— What this task involves —
Select all lines holding the word "icon" from the entries that follow.

— Available records —

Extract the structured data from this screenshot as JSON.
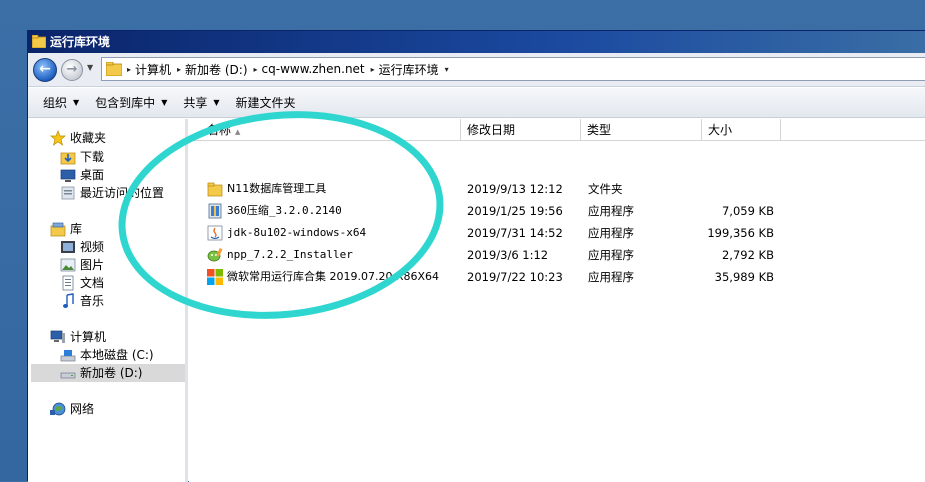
{
  "window": {
    "title": "运行库环境"
  },
  "address": {
    "crumbs": [
      "计算机",
      "新加卷 (D:)",
      "cq-www.zhen.net",
      "运行库环境"
    ]
  },
  "toolbar": {
    "organize": "组织",
    "include_in_library": "包含到库中",
    "share": "共享",
    "new_folder": "新建文件夹"
  },
  "navpane": {
    "favorites": "收藏夹",
    "downloads": "下载",
    "desktop": "桌面",
    "recent": "最近访问的位置",
    "libraries": "库",
    "videos": "视频",
    "pictures": "图片",
    "documents": "文档",
    "music": "音乐",
    "computer": "计算机",
    "local_disk": "本地磁盘 (C:)",
    "new_volume": "新加卷 (D:)",
    "network": "网络"
  },
  "columns": {
    "name": "名称",
    "modified": "修改日期",
    "type": "类型",
    "size": "大小"
  },
  "files": [
    {
      "name": "N11数据库管理工具",
      "modified": "2019/9/13 12:12",
      "type": "文件夹",
      "size": "",
      "icon": "folder-icon"
    },
    {
      "name": "360压缩_3.2.0.2140",
      "modified": "2019/1/25 19:56",
      "type": "应用程序",
      "size": "7,059 KB",
      "icon": "archive-app-icon"
    },
    {
      "name": "jdk-8u102-windows-x64",
      "modified": "2019/7/31 14:52",
      "type": "应用程序",
      "size": "199,356 KB",
      "icon": "java-icon"
    },
    {
      "name": "npp_7.2.2_Installer",
      "modified": "2019/3/6 1:12",
      "type": "应用程序",
      "size": "2,792 KB",
      "icon": "notepad-plus-icon"
    },
    {
      "name": "微软常用运行库合集 2019.07.20 X86X64",
      "modified": "2019/7/22 10:23",
      "type": "应用程序",
      "size": "35,989 KB",
      "icon": "windows-logo-icon"
    }
  ],
  "colors": {
    "annotation": "#2fd6d0",
    "titlebar": "#0a246a",
    "desktop": "#3a6ea5"
  }
}
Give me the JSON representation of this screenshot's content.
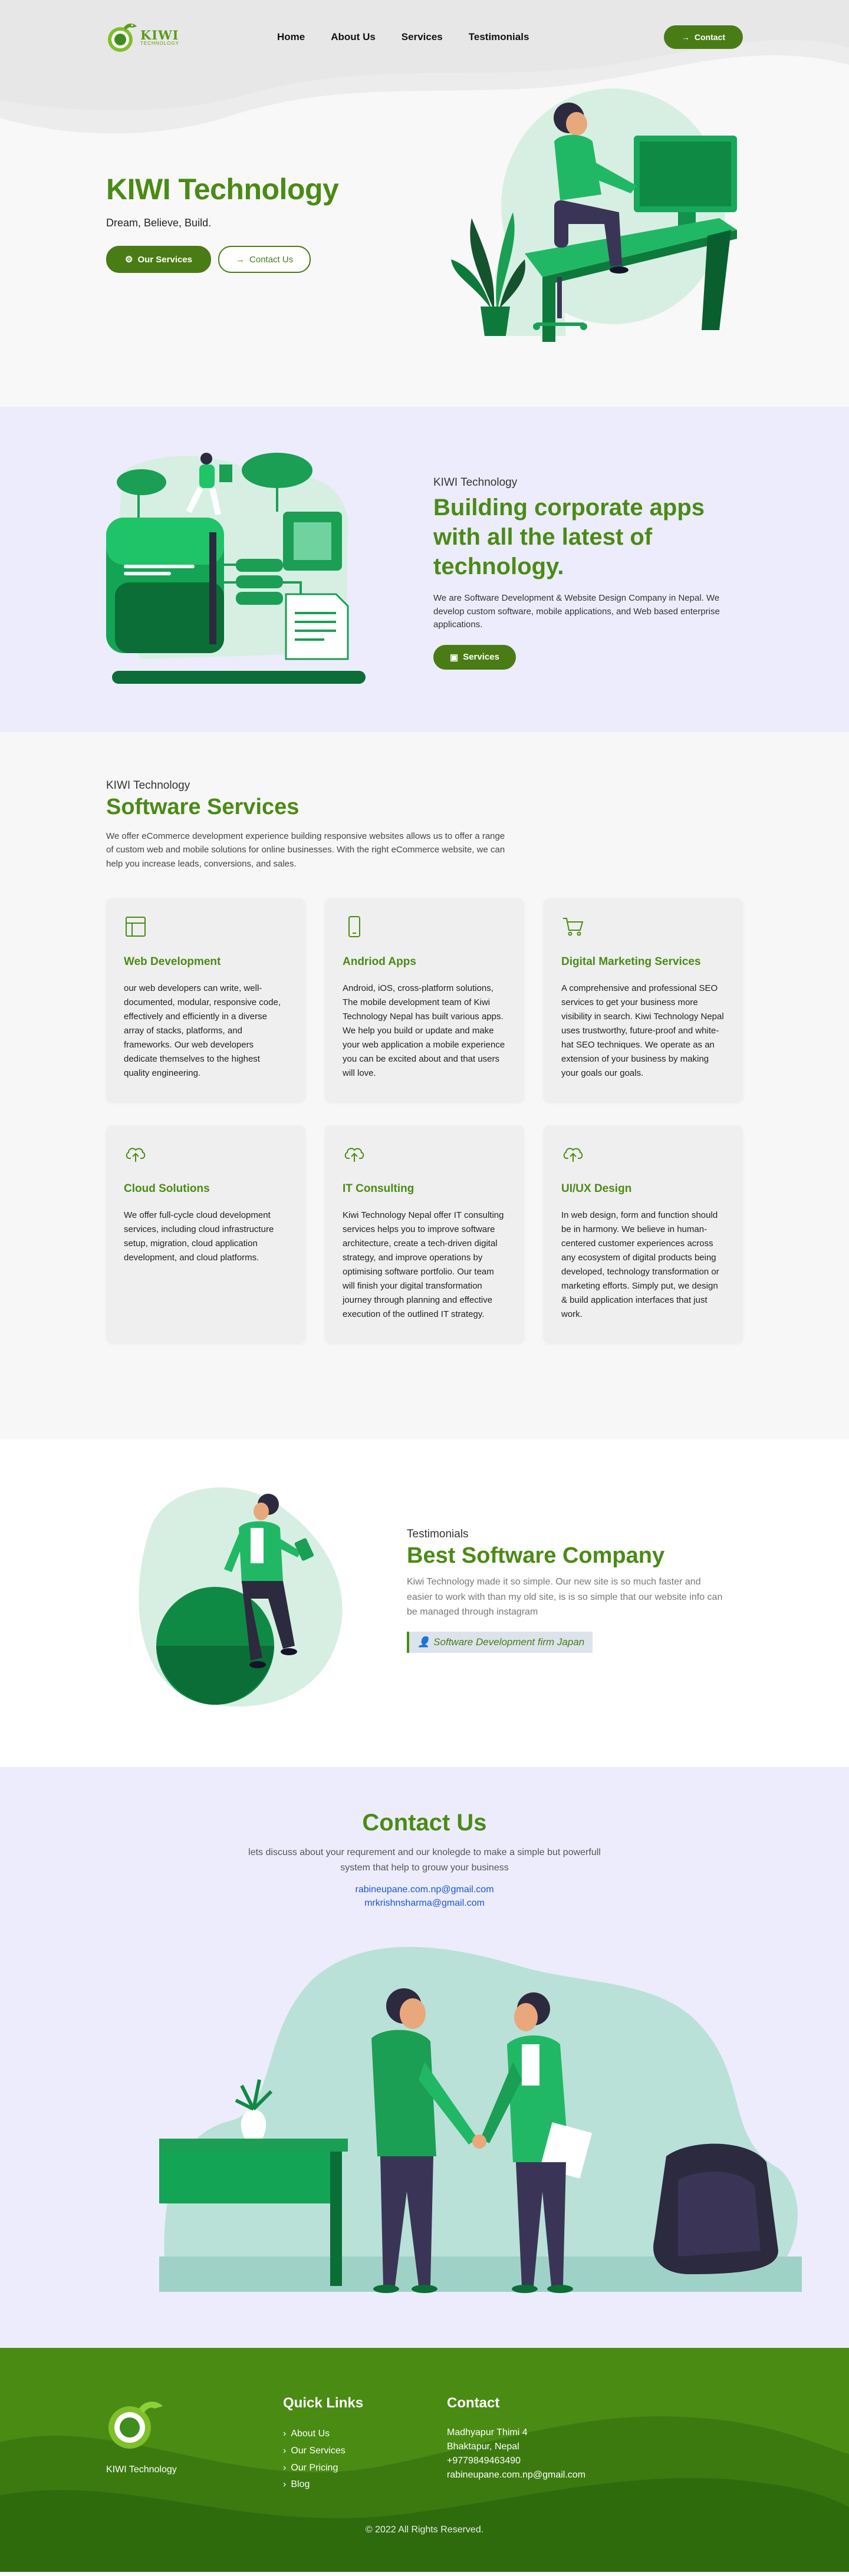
{
  "brand": {
    "logo_line1": "KIWI",
    "logo_line2": "TECHNOLOGY"
  },
  "nav": {
    "items": [
      "Home",
      "About Us",
      "Services",
      "Testimonials"
    ],
    "contact_label": "Contact"
  },
  "hero": {
    "title": "KIWI Technology",
    "subtitle": "Dream, Believe, Build.",
    "btn_services": "Our Services",
    "btn_contact": "Contact Us"
  },
  "about": {
    "eyebrow": "KIWI Technology",
    "title": "Building corporate apps with all the latest of technology.",
    "desc": "We are Software Development & Website Design Company in Nepal. We develop custom software, mobile applications, and Web based enterprise applications.",
    "button": "Services"
  },
  "services": {
    "eyebrow": "KIWI Technology",
    "title": "Software Services",
    "desc": "We offer eCommerce development experience building responsive websites allows us to offer a range of custom web and mobile solutions for online businesses. With the right eCommerce website, we can help you increase leads, conversions, and sales.",
    "cards": [
      {
        "icon": "layout-icon",
        "title": "Web Development",
        "text": "our web developers can write, well-documented, modular, responsive code, effectively and efficiently in a diverse array of stacks, platforms, and frameworks. Our web developers dedicate themselves to the highest quality engineering."
      },
      {
        "icon": "mobile-icon",
        "title": "Andriod Apps",
        "text": "Android, iOS, cross-platform solutions, The mobile development team of Kiwi Technology Nepal has built various apps. We help you build or update and make your web application a mobile experience you can be excited about and that users will love."
      },
      {
        "icon": "cart-icon",
        "title": "Digital Marketing Services",
        "text": "A comprehensive and professional SEO services to get your business more visibility in search. Kiwi Technology Nepal uses trustworthy, future-proof and white-hat SEO techniques. We operate as an extension of your business by making your goals our goals."
      },
      {
        "icon": "cloud-upload-icon",
        "title": "Cloud Solutions",
        "text": "We offer full-cycle cloud development services, including cloud infrastructure setup, migration, cloud application development, and cloud platforms."
      },
      {
        "icon": "cloud-upload-icon",
        "title": "IT Consulting",
        "text": "Kiwi Technology Nepal offer IT consulting services helps you to improve software architecture, create a tech-driven digital strategy, and improve operations by optimising software portfolio. Our team will finish your digital transformation journey through planning and effective execution of the outlined IT strategy."
      },
      {
        "icon": "cloud-upload-icon",
        "title": "UI/UX Design",
        "text": "In web design, form and function should be in harmony. We believe in human-centered customer experiences across any ecosystem of digital products being developed, technology transformation or marketing efforts. Simply put, we design & build application interfaces that just work."
      }
    ]
  },
  "testimonials": {
    "eyebrow": "Testimonials",
    "title": "Best Software Company",
    "desc": "Kiwi Technology made it so simple. Our new site is so much faster and easier to work with than my old site, is is so simple that our website info can be managed through instagram",
    "author": "Software Development firm Japan"
  },
  "contact": {
    "title": "Contact Us",
    "desc": "lets discuss about your requrement and our knolegde to make a simple but powerfull system that help to grouw your business",
    "emails": [
      "rabineupane.com.np@gmail.com",
      "mrkrishnsharma@gmail.com"
    ]
  },
  "footer": {
    "brand_name": "KIWI Technology",
    "quick_links_title": "Quick Links",
    "quick_links": [
      "About Us",
      "Our Services",
      "Our Pricing",
      "Blog"
    ],
    "contact_title": "Contact",
    "address": [
      "Madhyapur Thimi 4",
      "Bhaktapur, Nepal",
      "+9779849463490",
      "rabineupane.com.np@gmail.com"
    ],
    "copyright": "© 2022 All Rights Reserved."
  },
  "colors": {
    "brand_green": "#4a8b14",
    "button_green": "#4a7c16",
    "section_lavender": "#ececfc",
    "footer_green": "#2e6b0d",
    "link_blue": "#1a56d6"
  }
}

— Result of the exercise —
      "icon": "folder-icon"
      "icon": "archive-app-icon"
      "icon": "java-icon"
      "icon": "notepad-plus-icon"
      "icon": "windows-logo-icon"
        "icon": "layout-icon",
        "icon": "mobile-icon",
        "icon": "cart-icon",
        "icon": "cloud-upload-icon",
        "icon": "cloud-upload-icon",
        "icon": "cloud-upload-icon",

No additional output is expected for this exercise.